(B) Daypacks for climbing trips: 3000-4000 cubic inches. For climbing trips, you will be required to carry more warm clothing during the climbs and also your personal climbing gear. For this reason, you will need a slightly bigger daypack than for a trekking-only trip. If you have any questions about gear, please do not hesitate to telephone our office for advice.
MOUNTAIN BIKING CHECKLIST
The following basic equipment checklist should help you with your packing. Please remember that you should always try to keep the weight of your equipment down to a minimum. NB. This is just a check-list. We are not asking you to bring everything on this list; much will depend on personal preference. As a general rule, cyclists will need similar clothing to trekkers. The one additional (essential) item is good quality padded cycling shorts (loose and baggy, as previously discussed).
– Cycling helmet
– Fleece headband (to keep your ears warm)
– Lightweight long sleeved thermal shirt
– Lightweight windproof biking jacket
– T-shirts (3)
– Padded cycling shorts – baggy style
– Underwear (4 pairs)
– Lightweight trekking boots
– Camelbak or 2 x 1 litre water bottles & cages
– Sleeping bag
– Small padlock & spare keys
– Fingerless biking gloves
– Waterproof (breathable) jacket
– Fleece jumper (eg Polartec 200)
– Light weight ‘trekking style’ pants
– Warm cycling tights
– Socks (4 pairs)
– Cycling shoes
– Spare laces
– Small towel
– First aid kit (See first Aid medicine above)
– Head lamp eg. Petzl Zoom (spare bulb & battery)
– 4 large plastic bags (for keeping items dry in kitbag)
Your Bike must be at least an “entry level” Mountain Bike. For example, Kona Fire Mountain, Trek 4500, Scott Yecora, Specialized Hardrock Comp, Claud Butler Cape Wrath – or similar.

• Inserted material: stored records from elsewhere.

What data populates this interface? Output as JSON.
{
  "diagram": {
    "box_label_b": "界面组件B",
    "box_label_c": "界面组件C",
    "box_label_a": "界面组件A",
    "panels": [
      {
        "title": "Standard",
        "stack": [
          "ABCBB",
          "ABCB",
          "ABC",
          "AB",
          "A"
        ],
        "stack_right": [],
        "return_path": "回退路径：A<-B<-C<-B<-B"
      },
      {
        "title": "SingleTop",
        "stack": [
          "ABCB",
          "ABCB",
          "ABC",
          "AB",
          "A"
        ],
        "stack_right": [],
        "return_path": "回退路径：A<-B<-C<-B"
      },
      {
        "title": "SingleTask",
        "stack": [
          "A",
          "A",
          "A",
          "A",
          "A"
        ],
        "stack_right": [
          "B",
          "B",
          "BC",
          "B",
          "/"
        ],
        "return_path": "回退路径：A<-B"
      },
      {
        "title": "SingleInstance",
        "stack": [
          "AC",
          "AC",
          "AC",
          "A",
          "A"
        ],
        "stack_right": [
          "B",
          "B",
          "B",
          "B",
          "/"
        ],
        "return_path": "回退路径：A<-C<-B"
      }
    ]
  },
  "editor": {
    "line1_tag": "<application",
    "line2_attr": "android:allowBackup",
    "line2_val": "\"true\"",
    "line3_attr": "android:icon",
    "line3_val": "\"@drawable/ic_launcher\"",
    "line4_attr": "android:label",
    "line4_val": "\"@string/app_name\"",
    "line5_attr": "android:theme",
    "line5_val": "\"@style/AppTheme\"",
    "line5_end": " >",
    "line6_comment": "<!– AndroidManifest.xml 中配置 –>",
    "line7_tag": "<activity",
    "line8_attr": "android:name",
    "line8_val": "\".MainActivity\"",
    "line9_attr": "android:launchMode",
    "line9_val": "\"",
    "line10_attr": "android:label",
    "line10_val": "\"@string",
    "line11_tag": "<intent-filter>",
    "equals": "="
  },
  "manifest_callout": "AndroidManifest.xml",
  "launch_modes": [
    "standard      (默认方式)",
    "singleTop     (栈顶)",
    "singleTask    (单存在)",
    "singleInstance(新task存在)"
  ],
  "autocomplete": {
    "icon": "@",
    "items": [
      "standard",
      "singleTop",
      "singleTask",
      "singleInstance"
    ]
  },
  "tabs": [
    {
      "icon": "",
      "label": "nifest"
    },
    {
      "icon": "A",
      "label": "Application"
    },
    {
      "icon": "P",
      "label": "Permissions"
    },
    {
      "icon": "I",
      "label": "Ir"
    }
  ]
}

Front suspension is highly recommended. If you are in any doubt about the suitability of your bike, please contact the TREKKING TEAM NEPAL office.